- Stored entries

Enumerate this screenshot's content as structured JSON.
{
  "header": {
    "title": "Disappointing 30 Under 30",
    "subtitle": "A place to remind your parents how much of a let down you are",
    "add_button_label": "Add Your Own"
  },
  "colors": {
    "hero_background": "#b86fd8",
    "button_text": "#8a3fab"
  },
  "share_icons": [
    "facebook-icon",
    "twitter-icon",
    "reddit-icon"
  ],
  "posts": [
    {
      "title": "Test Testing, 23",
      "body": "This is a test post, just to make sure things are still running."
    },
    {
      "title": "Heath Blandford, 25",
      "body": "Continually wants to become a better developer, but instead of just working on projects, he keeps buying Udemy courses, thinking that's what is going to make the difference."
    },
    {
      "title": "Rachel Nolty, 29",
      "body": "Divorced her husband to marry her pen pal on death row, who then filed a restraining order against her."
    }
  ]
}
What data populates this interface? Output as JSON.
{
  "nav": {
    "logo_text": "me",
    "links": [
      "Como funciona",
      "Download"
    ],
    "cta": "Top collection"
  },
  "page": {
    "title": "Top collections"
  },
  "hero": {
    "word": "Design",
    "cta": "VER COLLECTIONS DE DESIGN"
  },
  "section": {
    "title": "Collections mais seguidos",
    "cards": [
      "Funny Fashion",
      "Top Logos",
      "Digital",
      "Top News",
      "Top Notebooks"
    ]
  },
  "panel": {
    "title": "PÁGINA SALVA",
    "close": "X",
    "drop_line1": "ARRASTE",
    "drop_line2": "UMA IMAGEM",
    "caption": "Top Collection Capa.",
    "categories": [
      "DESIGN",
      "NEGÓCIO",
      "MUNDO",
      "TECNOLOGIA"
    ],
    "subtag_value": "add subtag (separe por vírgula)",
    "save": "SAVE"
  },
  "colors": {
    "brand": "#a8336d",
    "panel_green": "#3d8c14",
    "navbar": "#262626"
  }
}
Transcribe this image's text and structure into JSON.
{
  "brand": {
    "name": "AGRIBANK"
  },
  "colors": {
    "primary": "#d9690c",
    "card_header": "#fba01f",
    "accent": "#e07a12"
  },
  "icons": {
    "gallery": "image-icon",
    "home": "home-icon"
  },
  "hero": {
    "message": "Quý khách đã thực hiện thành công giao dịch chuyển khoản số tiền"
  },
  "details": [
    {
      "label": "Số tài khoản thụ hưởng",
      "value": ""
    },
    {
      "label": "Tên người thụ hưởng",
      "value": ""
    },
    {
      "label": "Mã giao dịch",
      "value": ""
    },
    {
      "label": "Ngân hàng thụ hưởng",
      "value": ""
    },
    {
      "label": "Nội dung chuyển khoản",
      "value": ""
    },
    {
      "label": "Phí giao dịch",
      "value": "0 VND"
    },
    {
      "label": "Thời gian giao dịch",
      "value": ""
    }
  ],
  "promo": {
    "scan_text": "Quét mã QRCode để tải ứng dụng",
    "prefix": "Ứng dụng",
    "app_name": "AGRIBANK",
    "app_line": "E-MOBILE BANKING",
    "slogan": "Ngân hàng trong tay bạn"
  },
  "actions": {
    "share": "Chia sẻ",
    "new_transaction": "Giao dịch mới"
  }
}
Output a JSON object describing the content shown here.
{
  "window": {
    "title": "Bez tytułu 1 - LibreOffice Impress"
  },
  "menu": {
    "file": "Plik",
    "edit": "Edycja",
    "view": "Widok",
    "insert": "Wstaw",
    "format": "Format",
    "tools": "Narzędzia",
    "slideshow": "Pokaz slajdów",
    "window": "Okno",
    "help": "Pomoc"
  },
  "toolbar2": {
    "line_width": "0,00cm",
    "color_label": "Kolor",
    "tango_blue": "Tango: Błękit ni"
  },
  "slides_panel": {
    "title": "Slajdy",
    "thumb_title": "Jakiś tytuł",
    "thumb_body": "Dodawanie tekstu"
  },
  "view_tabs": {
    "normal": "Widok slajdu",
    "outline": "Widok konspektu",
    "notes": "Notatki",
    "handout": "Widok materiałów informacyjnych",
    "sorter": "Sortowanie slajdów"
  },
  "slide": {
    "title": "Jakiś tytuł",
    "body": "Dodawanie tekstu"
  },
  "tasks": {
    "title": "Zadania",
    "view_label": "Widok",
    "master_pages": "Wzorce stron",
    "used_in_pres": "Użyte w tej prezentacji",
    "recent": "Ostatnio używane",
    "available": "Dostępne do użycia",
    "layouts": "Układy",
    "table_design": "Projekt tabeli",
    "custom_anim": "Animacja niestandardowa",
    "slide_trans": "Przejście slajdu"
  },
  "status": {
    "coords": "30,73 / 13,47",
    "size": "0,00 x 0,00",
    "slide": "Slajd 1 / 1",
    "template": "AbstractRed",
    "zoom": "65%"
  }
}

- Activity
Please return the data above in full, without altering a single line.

- Solution to this task
Enumerate this screenshot's content as structured JSON.
{
  "header": {
    "title": "Disappointing 30 Under 30",
    "subtitle": "A place to remind your parents how much of a let down you are",
    "add_button_label": "Add Your Own"
  },
  "colors": {
    "hero_background": "#b86fd8",
    "button_text": "#8a3fab"
  },
  "share_icons": [
    "facebook-icon",
    "twitter-icon",
    "reddit-icon"
  ],
  "posts": [
    {
      "title": "Test Testing, 23",
      "body": "This is a test post, just to make sure things are still running."
    },
    {
      "title": "Heath Blandford, 25",
      "body": "Continually wants to become a better developer, but instead of just working on projects, he keeps buying Udemy courses, thinking that's what is going to make the difference."
    },
    {
      "title": "Rachel Nolty, 29",
      "body": "Divorced her husband to marry her pen pal on death row, who then filed a restraining order against her."
    }
  ]
}
What data populates this interface? Output as JSON.
{
  "nav": {
    "logo_text": "me",
    "links": [
      "Como funciona",
      "Download"
    ],
    "cta": "Top collection"
  },
  "page": {
    "title": "Top collections"
  },
  "hero": {
    "word": "Design",
    "cta": "VER COLLECTIONS DE DESIGN"
  },
  "section": {
    "title": "Collections mais seguidos",
    "cards": [
      "Funny Fashion",
      "Top Logos",
      "Digital",
      "Top News",
      "Top Notebooks"
    ]
  },
  "panel": {
    "title": "PÁGINA SALVA",
    "close": "X",
    "drop_line1": "ARRASTE",
    "drop_line2": "UMA IMAGEM",
    "caption": "Top Collection Capa.",
    "categories": [
      "DESIGN",
      "NEGÓCIO",
      "MUNDO",
      "TECNOLOGIA"
    ],
    "subtag_value": "add subtag (separe por vírgula)",
    "save": "SAVE"
  },
  "colors": {
    "brand": "#a8336d",
    "panel_green": "#3d8c14",
    "navbar": "#262626"
  }
}
Transcribe this image's text and structure into JSON.
{
  "brand": {
    "name": "AGRIBANK"
  },
  "colors": {
    "primary": "#d9690c",
    "card_header": "#fba01f",
    "accent": "#e07a12"
  },
  "icons": {
    "gallery": "image-icon",
    "home": "home-icon"
  },
  "hero": {
    "message": "Quý khách đã thực hiện thành công giao dịch chuyển khoản số tiền"
  },
  "details": [
    {
      "label": "Số tài khoản thụ hưởng",
      "value": ""
    },
    {
      "label": "Tên người thụ hưởng",
      "value": ""
    },
    {
      "label": "Mã giao dịch",
      "value": ""
    },
    {
      "label": "Ngân hàng thụ hưởng",
      "value": ""
    },
    {
      "label": "Nội dung chuyển khoản",
      "value": ""
    },
    {
      "label": "Phí giao dịch",
      "value": "0 VND"
    },
    {
      "label": "Thời gian giao dịch",
      "value": ""
    }
  ],
  "promo": {
    "scan_text": "Quét mã QRCode để tải ứng dụng",
    "prefix": "Ứng dụng",
    "app_name": "AGRIBANK",
    "app_line": "E-MOBILE BANKING",
    "slogan": "Ngân hàng trong tay bạn"
  },
  "actions": {
    "share": "Chia sẻ",
    "new_transaction": "Giao dịch mới"
  }
}
Output a JSON object describing the content shown here.
{
  "window": {
    "title": "Bez tytułu 1 - LibreOffice Impress"
  },
  "menu": {
    "file": "Plik",
    "edit": "Edycja",
    "view": "Widok",
    "insert": "Wstaw",
    "format": "Format",
    "tools": "Narzędzia",
    "slideshow": "Pokaz slajdów",
    "window": "Okno",
    "help": "Pomoc"
  },
  "toolbar2": {
    "line_width": "0,00cm",
    "color_label": "Kolor",
    "tango_blue": "Tango: Błękit ni"
  },
  "slides_panel": {
    "title": "Slajdy",
    "thumb_title": "Jakiś tytuł",
    "thumb_body": "Dodawanie tekstu"
  },
  "view_tabs": {
    "normal": "Widok slajdu",
    "outline": "Widok konspektu",
    "notes": "Notatki",
    "handout": "Widok materiałów informacyjnych",
    "sorter": "Sortowanie slajdów"
  },
  "slide": {
    "title": "Jakiś tytuł",
    "body": "Dodawanie tekstu"
  },
  "tasks": {
    "title": "Zadania",
    "view_label": "Widok",
    "master_pages": "Wzorce stron",
    "used_in_pres": "Użyte w tej prezentacji",
    "recent": "Ostatnio używane",
    "available": "Dostępne do użycia",
    "layouts": "Układy",
    "table_design": "Projekt tabeli",
    "custom_anim": "Animacja niestandardowa",
    "slide_trans": "Przejście slajdu"
  },
  "status": {
    "coords": "30,73 / 13,47",
    "size": "0,00 x 0,00",
    "slide": "Slajd 1 / 1",
    "template": "AbstractRed",
    "zoom": "65%"
  }
}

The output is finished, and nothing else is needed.